In 2012, Kansas lawmakers cut income taxes in a bigger, faster, more dramatic way than any other state had done. And revenue from tax collections dropped like a rock, causing Kansas to enter a multi-year period of serious financial trouble.
In 2016, Kansans voted for a new Legislature. One-third of Kansas House and Senate seats turned over, and a supermajority of the newly-minted Legislature, Republicans and Democrats alike, voted to reverse much of the 2012 tax cut in a stunning rebuke to a sitting governor. Income tax receipts then returned to more normal levels and Kansas began to emerge from crisis mode.
What’s next? Will we go forward, or will we go back? That’s the fundamental question at the heart of the upcoming election contests for the governor’s office and every Kansas House seat. (Kansas Senate seats are not up for election until 2020.) How Kansans decide those races will determine whether our state has hope to adequately fund education, maintain high-quality roads, and invest in the future.
The two leading Republican candidates for governor would take us back. Kris Kobach openly promotes a return to the Sam Brownback tax cuts.

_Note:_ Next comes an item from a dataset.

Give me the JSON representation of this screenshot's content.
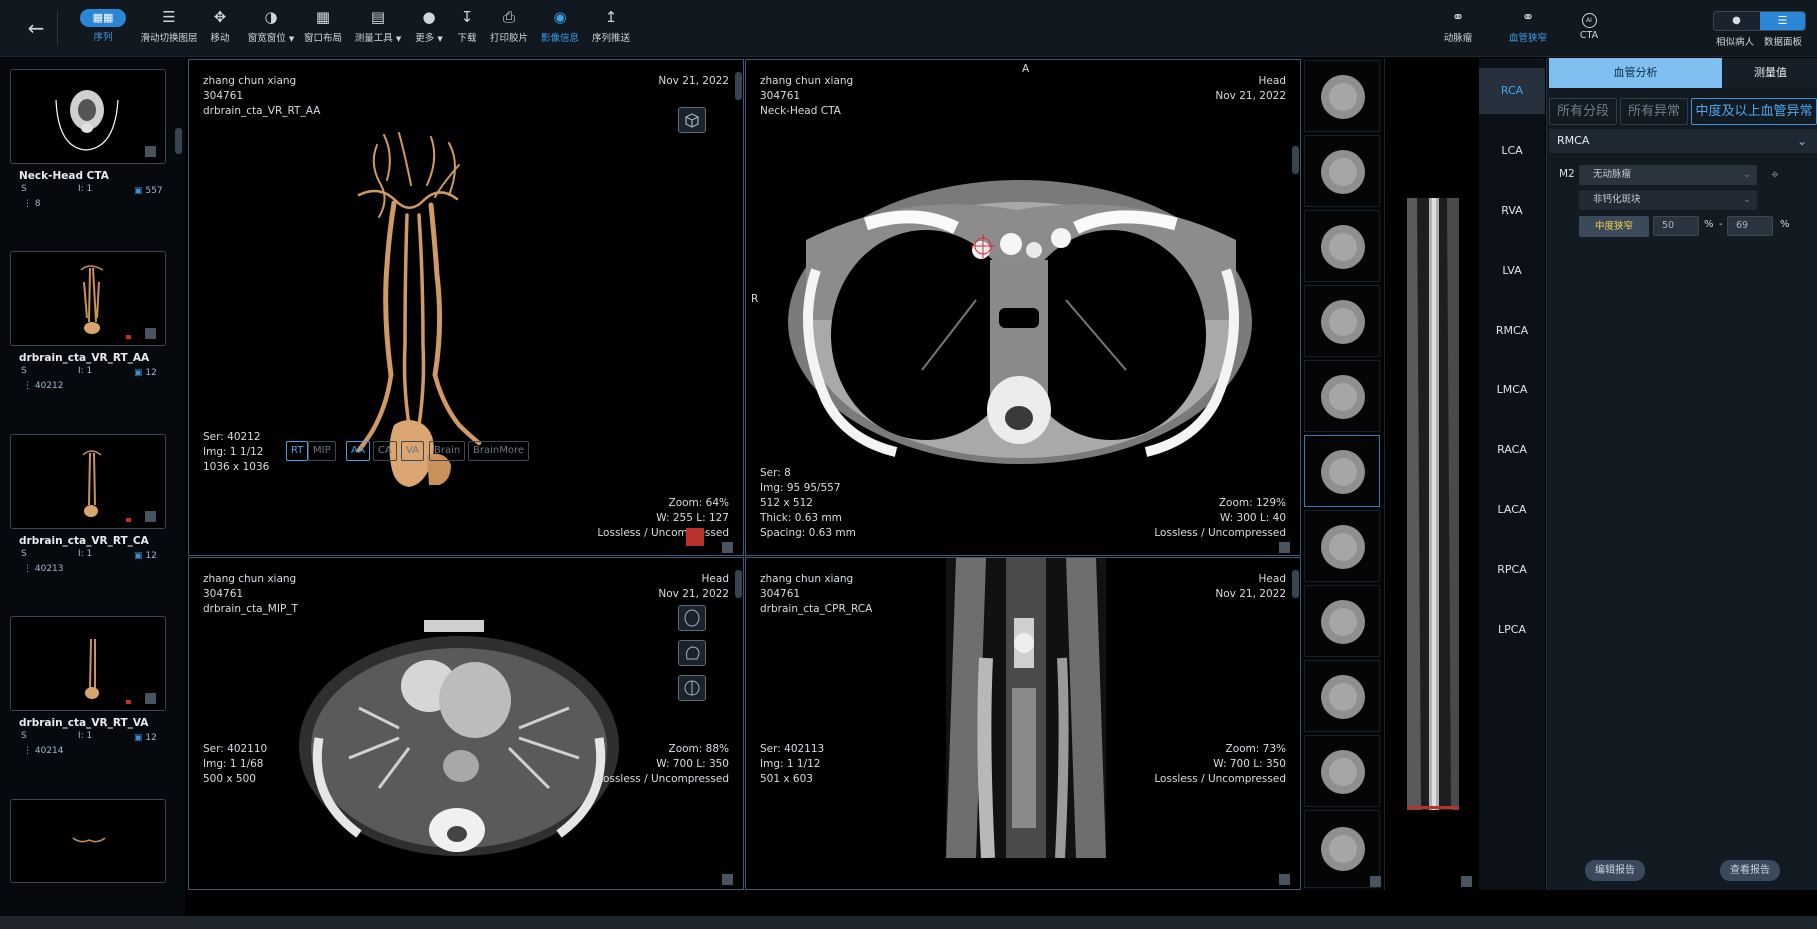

Jeff Colyer is more circumspect, but of course as Brownback’s lieutenant governor, he was right there helping to create all the trouble in the first place.
Of 125 Kansas House members, 88 of them — 49 Republicans and 39 Democrats — voted to override Brownback’s veto and reverse the 2012 tax cuts, the key vote they must now defend when seeking re-election. Their opponents will derisively label that vote the largest tax increase in Kansas history, even though income tax rates remain lower today than in 2012. Already last fall, the Koch-funded Americans for Prosperity sent thousands and thousands of postcards into the districts of the legislators who supported the override, disparaging their vote. And Kansans will endure exponentially more political postcards between now and next November.

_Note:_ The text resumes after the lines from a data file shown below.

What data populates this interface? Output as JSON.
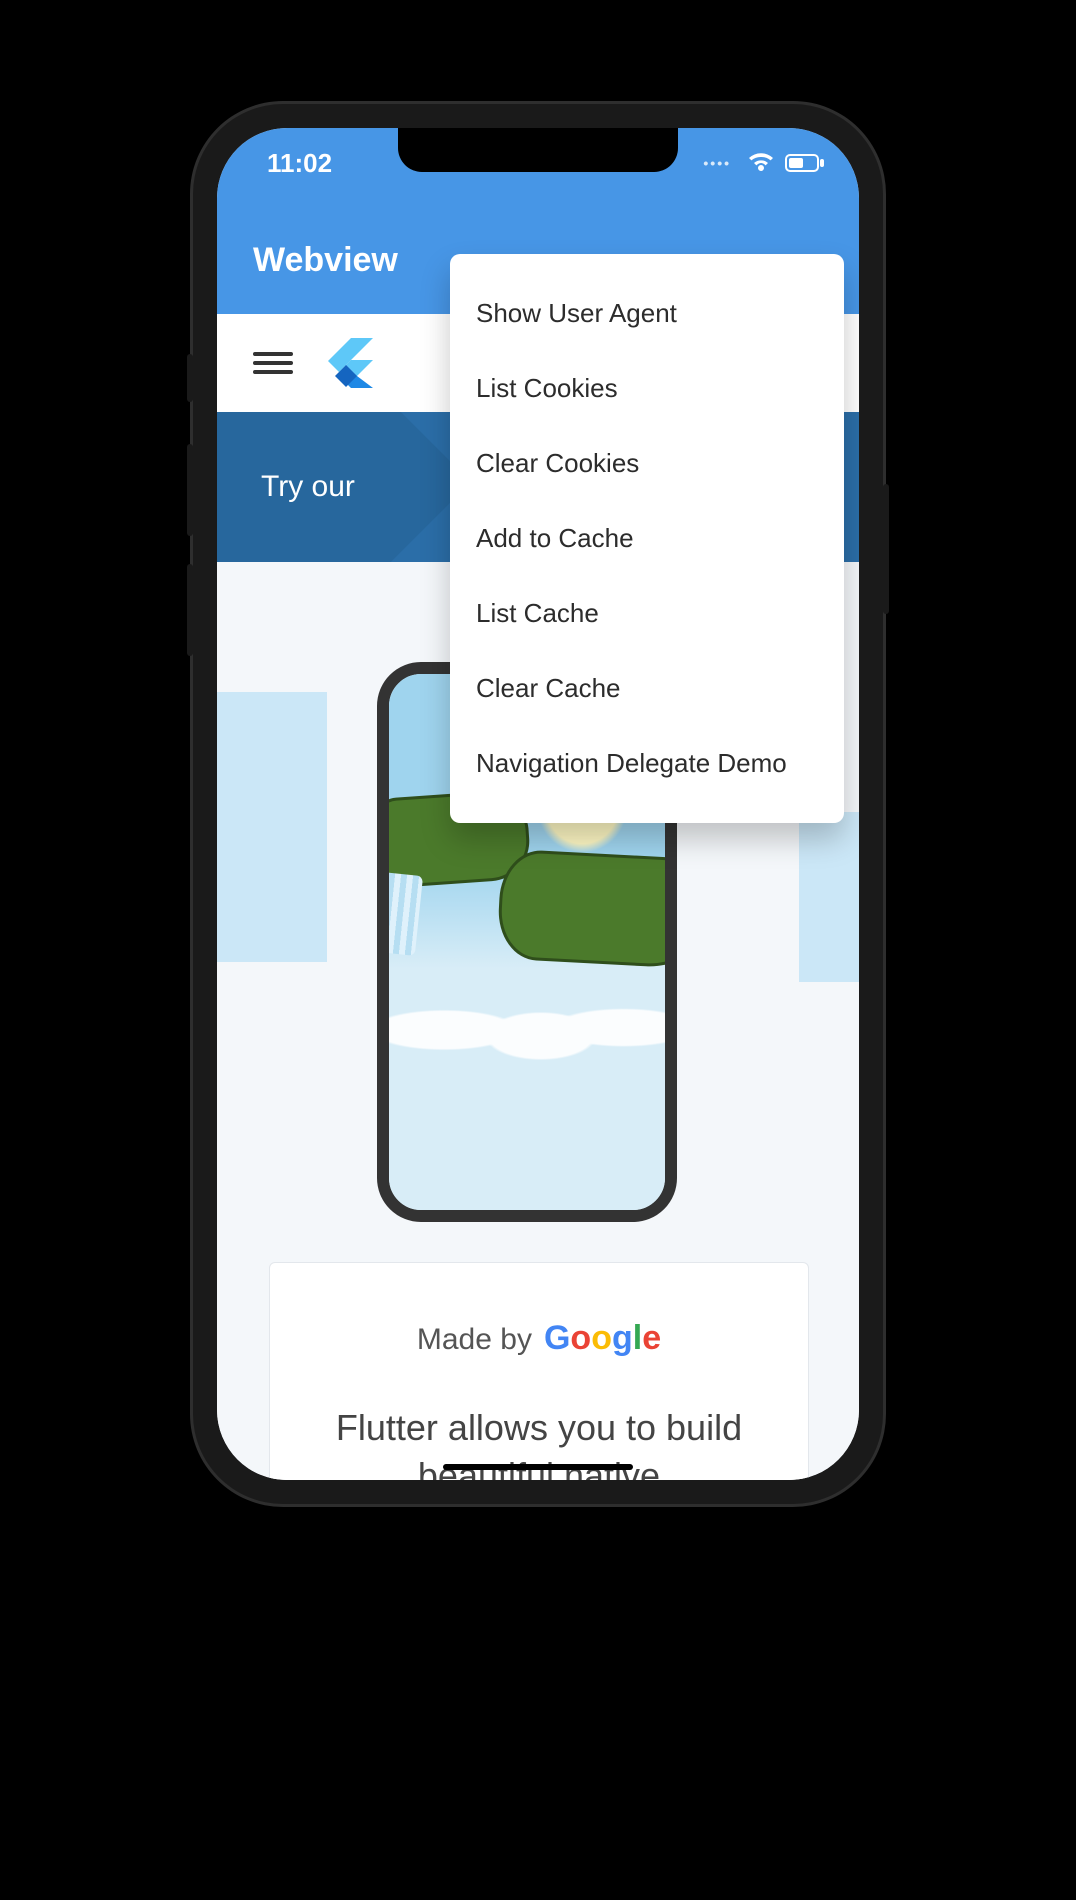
{
  "status": {
    "time": "11:02"
  },
  "app": {
    "title": "Webview"
  },
  "menu": {
    "items": [
      "Show User Agent",
      "List Cookies",
      "Clear Cookies",
      "Add to Cache",
      "List Cache",
      "Clear Cache",
      "Navigation Delegate Demo"
    ]
  },
  "banner": {
    "text": "Try our"
  },
  "card": {
    "made_by_prefix": "Made by",
    "google": [
      "G",
      "o",
      "o",
      "g",
      "l",
      "e"
    ],
    "copy": "Flutter allows you to build beautiful native"
  }
}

Successfully changing the Legislature and reversing the tax cuts took a major bipartisan effort, but if lawmakers lose their seats because they voted to override Brownback’s veto, the positive gains for education and fiscal sanity will be fleeting. A Brownback-style governor, paired with a tax-cutting House, could easily take Kansas right back to the grim period from which we’re now just beginning to emerge.

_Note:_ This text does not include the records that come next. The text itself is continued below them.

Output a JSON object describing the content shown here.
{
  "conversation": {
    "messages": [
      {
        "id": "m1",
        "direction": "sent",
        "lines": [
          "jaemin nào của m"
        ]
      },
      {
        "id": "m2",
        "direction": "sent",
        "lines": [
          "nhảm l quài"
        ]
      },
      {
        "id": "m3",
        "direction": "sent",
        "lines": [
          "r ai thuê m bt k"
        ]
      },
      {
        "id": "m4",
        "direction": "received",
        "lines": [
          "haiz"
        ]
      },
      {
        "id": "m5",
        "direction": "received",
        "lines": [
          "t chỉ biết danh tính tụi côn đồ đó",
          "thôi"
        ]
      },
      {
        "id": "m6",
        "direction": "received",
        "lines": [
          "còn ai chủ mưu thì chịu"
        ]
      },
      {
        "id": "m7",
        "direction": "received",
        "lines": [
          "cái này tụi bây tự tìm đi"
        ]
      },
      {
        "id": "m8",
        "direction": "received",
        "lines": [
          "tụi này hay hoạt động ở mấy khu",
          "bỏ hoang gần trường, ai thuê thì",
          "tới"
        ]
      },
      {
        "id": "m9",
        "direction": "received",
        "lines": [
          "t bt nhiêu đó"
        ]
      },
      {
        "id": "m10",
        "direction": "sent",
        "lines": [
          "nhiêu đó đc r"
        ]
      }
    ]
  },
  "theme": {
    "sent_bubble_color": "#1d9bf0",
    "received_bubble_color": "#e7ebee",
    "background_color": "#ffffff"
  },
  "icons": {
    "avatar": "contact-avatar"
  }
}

Not even one year ago, our state was still mired in a damaging budget crisis, without enough income to pay the bills. The override vote brought Kansas out of immediate crisis and gave hope for better times, but Kansas still has a long way to go to regain financial health. Hundreds of millions of dollars continue to drain out of the highway fund each year to pay for something other than highways. KPERS payments have been delayed. Nine rounds of budget cuts have left state agencies struggling to meet reasonable service levels. The state’s rainy day fund stands at zero.
The 2016 elections changed the direction of Kansas, but the 2018 election cycle will be just as important in determining whether we keep working toward healing, or re-open the wound.
What will it be, Kansans? Did we gather a lesson from our five-year tax experiment?
Duane Goossen formerly served 12 years as Kansas budget director.